Despite an unprecedented wave of sales growth and media hype washing over the comics and graphic novel market, CrossGen Comics, a three-year-old maverick comics publisher, has hit turbulent financial waters.

In July and August, several CrossGen freelancers went public with complaints that the company had not paid them for their work. In an August interview with, a pop culture trade news Web site, CrossGen president, CEO and founder Mark Alessi said that several members of the company's senior management had been going without salaries, and in early September CrossGen CFO Mike Beattie left the company abruptly, as some of its artists were rumored to be looking for work elsewhere.
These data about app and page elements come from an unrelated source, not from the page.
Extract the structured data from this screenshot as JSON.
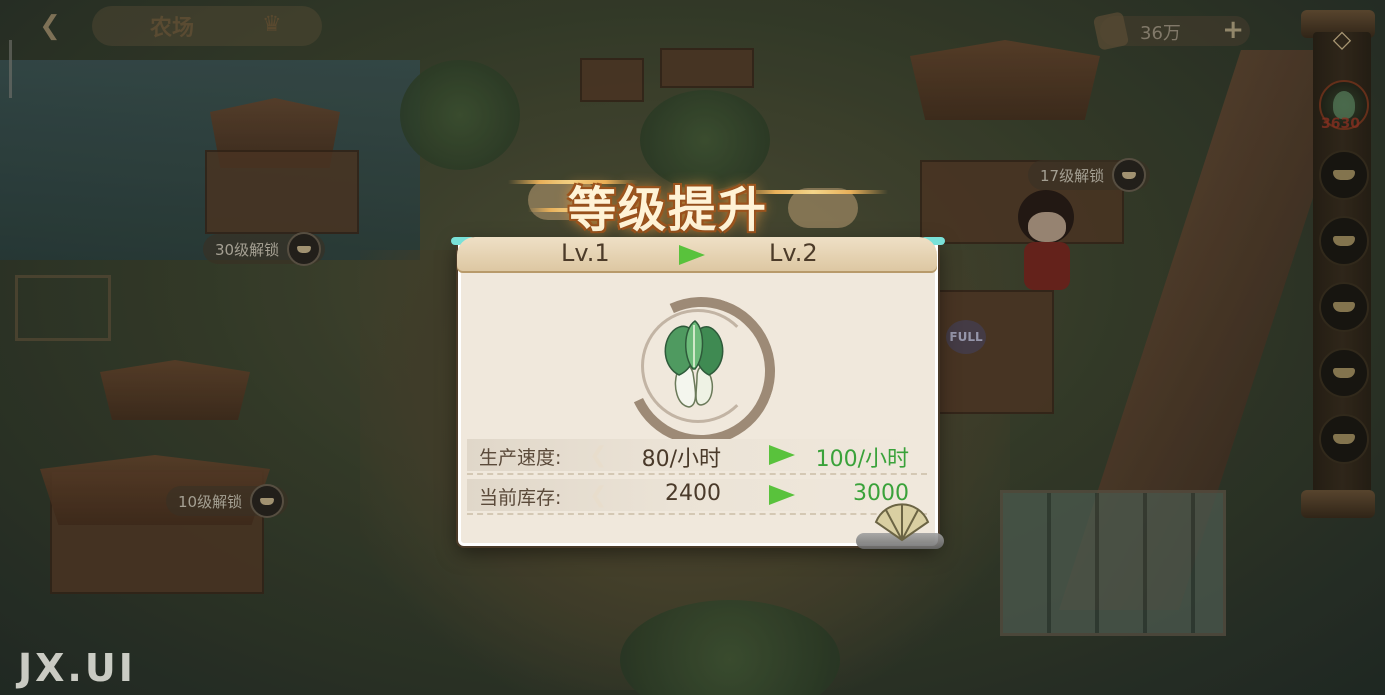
{
  "header": {
    "title": "农场"
  },
  "currency": {
    "value": "36万",
    "plus_label": "+"
  },
  "unlock_badges": [
    "30级解锁",
    "17级解锁",
    "10级解锁"
  ],
  "right_panel": {
    "crop_count": "3630"
  },
  "full_badge": "FULL",
  "popup": {
    "banner_title": "等级提升",
    "level_from": "Lv.1",
    "level_to": "Lv.2",
    "stats": [
      {
        "label": "生产速度:",
        "old": "80/小时",
        "new": "100/小时"
      },
      {
        "label": "当前库存:",
        "old": "2400",
        "new": "3000"
      }
    ]
  },
  "watermark": "JX.UI",
  "colors": {
    "upgrade_green": "#3aa23a",
    "arrow_green": "#59c23c",
    "panel_bg": "#f0e8dc",
    "banner_gold": "#e8b05a"
  },
  "icons": [
    "back-arrow-icon",
    "crown-icon",
    "coin-icon",
    "plus-icon",
    "panel-toggle-icon",
    "lock-icon",
    "bokchoy-icon",
    "arrow-right-icon",
    "fan-icon"
  ]
}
CrossGen's initial financing came from a small group of investors that included Alessi, an outspoken tech multimillionaire who built the company around an old-fashioned studio system (many CrossGen artists and writers work in-house at the company's headquarters) in Florida. The company had tentatively scheduled a second round of financing, but the new group pulled out early this summer and since then CrossGen has been struggling for cash. "We're in the process of finalizing a second round of financing," said Chris Oarr, CrossGen's director of marketing and sales. "My understanding is that you will be writing a very different story in about five days."

The company published 23 trade books in 2002 and had 36 scheduled for this year. However, ambitious plans for its trade paperback publishing program haven't all worked out. The Forge and Edge paperback anthology series were canceled early this year after only a few volumes apiece. And for the last couple of months not only have CrossGen's regular monthly comics titles missed publishing deadlines, its trade paperback program has gone missing altogether. Collections of the award-winning Ruse series and the newer Way of the Rat series that were supposed to have been published in July and August have yet to appear, and new publishing dates have not been announced.
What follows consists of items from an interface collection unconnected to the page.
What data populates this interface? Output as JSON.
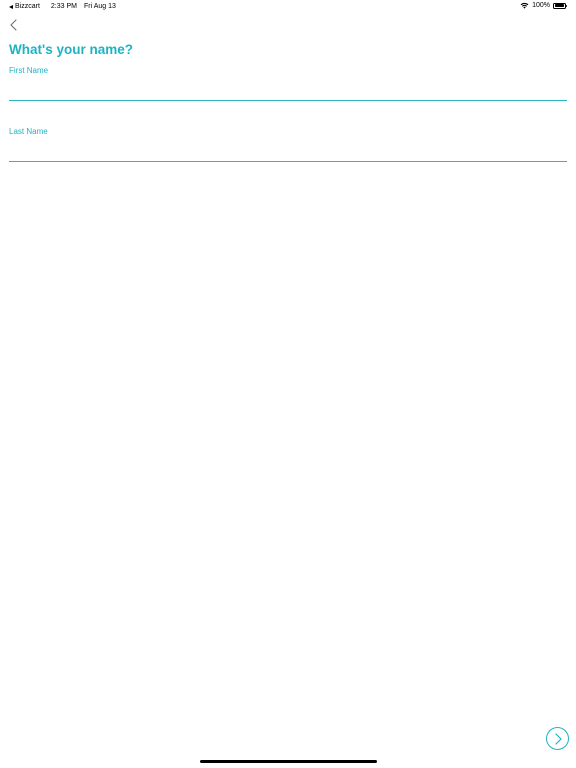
{
  "status_bar": {
    "back_app": "Bizzcart",
    "time": "2:33 PM",
    "date": "Fri Aug 13",
    "battery": "100%",
    "battery_level": 1.0,
    "icons": [
      "back-arrow-icon",
      "wifi-icon",
      "battery-icon"
    ]
  },
  "nav": {
    "back_icon": "chevron-left-icon"
  },
  "form": {
    "title": "What's your name?",
    "first_name": {
      "label": "First Name",
      "value": "",
      "placeholder": ""
    },
    "last_name": {
      "label": "Last Name",
      "value": "",
      "placeholder": ""
    }
  },
  "footer": {
    "next_icon": "chevron-right-icon"
  },
  "colors": {
    "accent": "#1fb3c2",
    "background": "#ffffff",
    "text": "#000000"
  }
}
"We certainly have had to tighten our belt in terms of the release schedule on our trade book side," Oarr said. "Despite all that, we shipped 35,000 copies of Meridian Vol. 1 to Scholastic Book Fairs and Scholastic Book Clubs in early July and also debuted the new He-Man and the Masters of the Universe series of books." And he reiterated that the trade paperback program, including the much-anticipated collection of Lady Death should be up and running again once the company's second round of financing is in order.

"As it stands, we should be addressing the backlog of trade books within the next three weeks, and we should clear that backlog well before the end of the year," said Oarr. "We'll probably be ready to announce a book schedule the second or third week of October."